The On Board Diagnostic (OBD I and OBD II) system relies on the Engine Control Module (ECM) to receive input from the various sensors. The system can be very sensitive such that the Check Engine/Malfunction Indicator Light (MIL) can be activated by rough roads, a loose gas cap or an empty gas tank.
Using a suitable Data scan tool (DST) can save precious diagnostic time. Many of the input sensor electrical connections are very difficult to access and will require using compatible electrical connectors to obtain an accurate reading.
A suitable DST can check for stored Diagnostic Trouble Codes (DTCs). Depending on the capabilities of the scan tool, the engine management system can also be checked while the engine is running, in a live data mode, without the chance of damaging the component(s), wire connections or their insulation.
Another advantage of using a suitable a live data DST, is that the systems can be checked how they interact with one another, and checked during initial start-up, monitored during the warm up period and at normal operating temperatures.

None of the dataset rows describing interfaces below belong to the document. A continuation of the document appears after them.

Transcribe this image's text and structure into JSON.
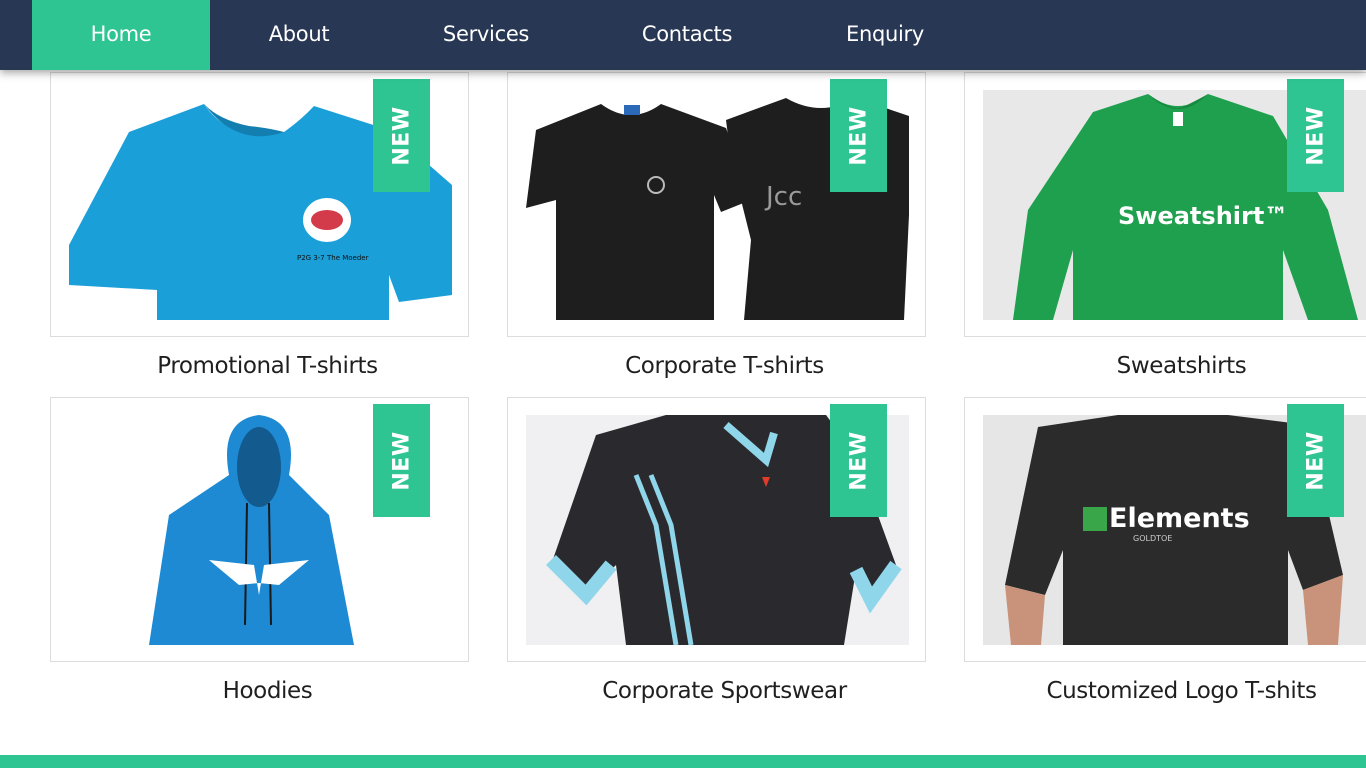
{
  "nav": {
    "items": [
      {
        "label": "Home",
        "active": true
      },
      {
        "label": "About"
      },
      {
        "label": "Services"
      },
      {
        "label": "Contacts"
      },
      {
        "label": "Enquiry"
      }
    ]
  },
  "products": [
    {
      "title": "Promotional T-shirts",
      "badge": "NEW",
      "image_icon": "blue-tshirt-icon",
      "color": "#1a9fd8",
      "print_text": "P2G 3-7 The Moeder"
    },
    {
      "title": "Corporate T-shirts",
      "badge": "NEW",
      "image_icon": "black-tshirts-icon",
      "color": "#1e1e1e",
      "print_text": "Jcc"
    },
    {
      "title": "Sweatshirts",
      "badge": "NEW",
      "image_icon": "green-sweatshirt-icon",
      "color": "#1fa04e",
      "print_text": "Sweatshirt™"
    },
    {
      "title": "Hoodies",
      "badge": "NEW",
      "image_icon": "blue-hoodie-icon",
      "color": "#1e8ad3"
    },
    {
      "title": "Corporate Sportswear",
      "badge": "NEW",
      "image_icon": "sports-jersey-icon",
      "color": "#2a2a2e"
    },
    {
      "title": "Customized Logo T-shits",
      "badge": "NEW",
      "image_icon": "logo-tshirt-icon",
      "color": "#2b2b2b",
      "print_text": "Elements",
      "print_subtext": "GOLDTOE"
    }
  ],
  "colors": {
    "nav_bg": "#283754",
    "accent": "#2ec593"
  }
}
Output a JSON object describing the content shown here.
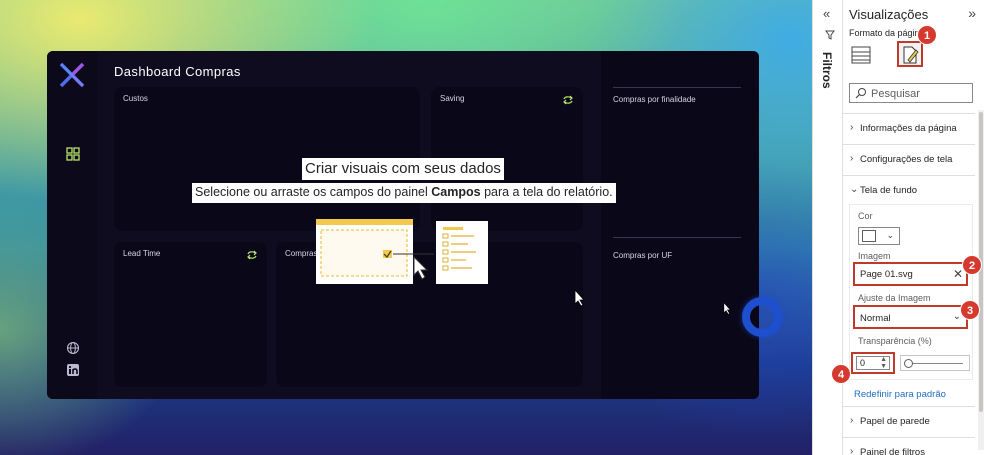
{
  "dashboard": {
    "title": "Dashboard Compras",
    "cards": {
      "custos": "Custos",
      "saving": "Saving",
      "lead_time": "Lead Time",
      "compras": "Compras"
    },
    "right": {
      "finalidade": "Compras por finalidade",
      "uf": "Compras por UF"
    },
    "empty_state": {
      "title": "Criar visuais com seus dados",
      "sub_before": "Selecione ou arraste os campos do painel ",
      "sub_bold": "Campos",
      "sub_after": " para a tela do relatório."
    }
  },
  "filters_pane": {
    "label": "Filtros"
  },
  "viz_pane": {
    "title": "Visualizações",
    "subtitle": "Formato da págin",
    "search_placeholder": "Pesquisar",
    "sections": {
      "info": "Informações da página",
      "config": "Configurações de tela",
      "tela": "Tela de fundo",
      "papel": "Papel de parede",
      "painel": "Painel de filtros"
    },
    "tela_de_fundo": {
      "cor_label": "Cor",
      "imagem_label": "Imagem",
      "imagem_value": "Page 01.svg",
      "ajuste_label": "Ajuste da Imagem",
      "ajuste_value": "Normal",
      "transp_label": "Transparência (%)",
      "transp_value": "0"
    },
    "reset_link": "Redefinir para padrão"
  },
  "badges": [
    "1",
    "2",
    "3",
    "4"
  ],
  "colors": {
    "badge": "#d63a2e",
    "dashboard_bg": "#0f0c20",
    "accent_green": "#b9e36b",
    "ring_blue": "#1d4fcf"
  }
}
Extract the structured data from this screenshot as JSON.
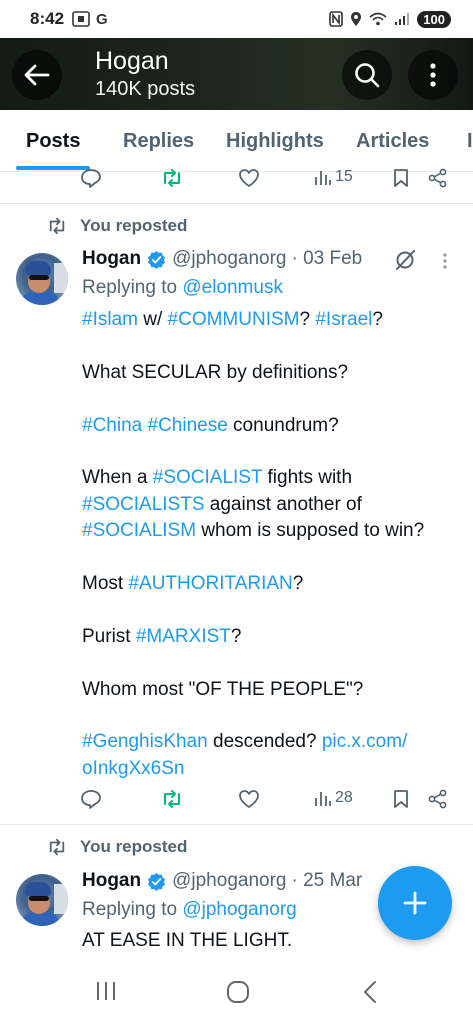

Once a repair is completed, the DST can clear all of the stored DTC's and if activated, can reset the Check Engine or Malfunction Indicator (MIL) Light.
There are 3 methods of communicating with the diagnostic computer in OBD II equipped vehicles. The OBD II protocol used by the Passat and Audi A4 is the ISO 9141 CARB system.
The Diagnostic scan tool (DST) electrical connectors are located as follows:
1990-94 Passat models:
1995-97 Passat models:
1996-97 A4 models:
1998-00 A4 and Passat models: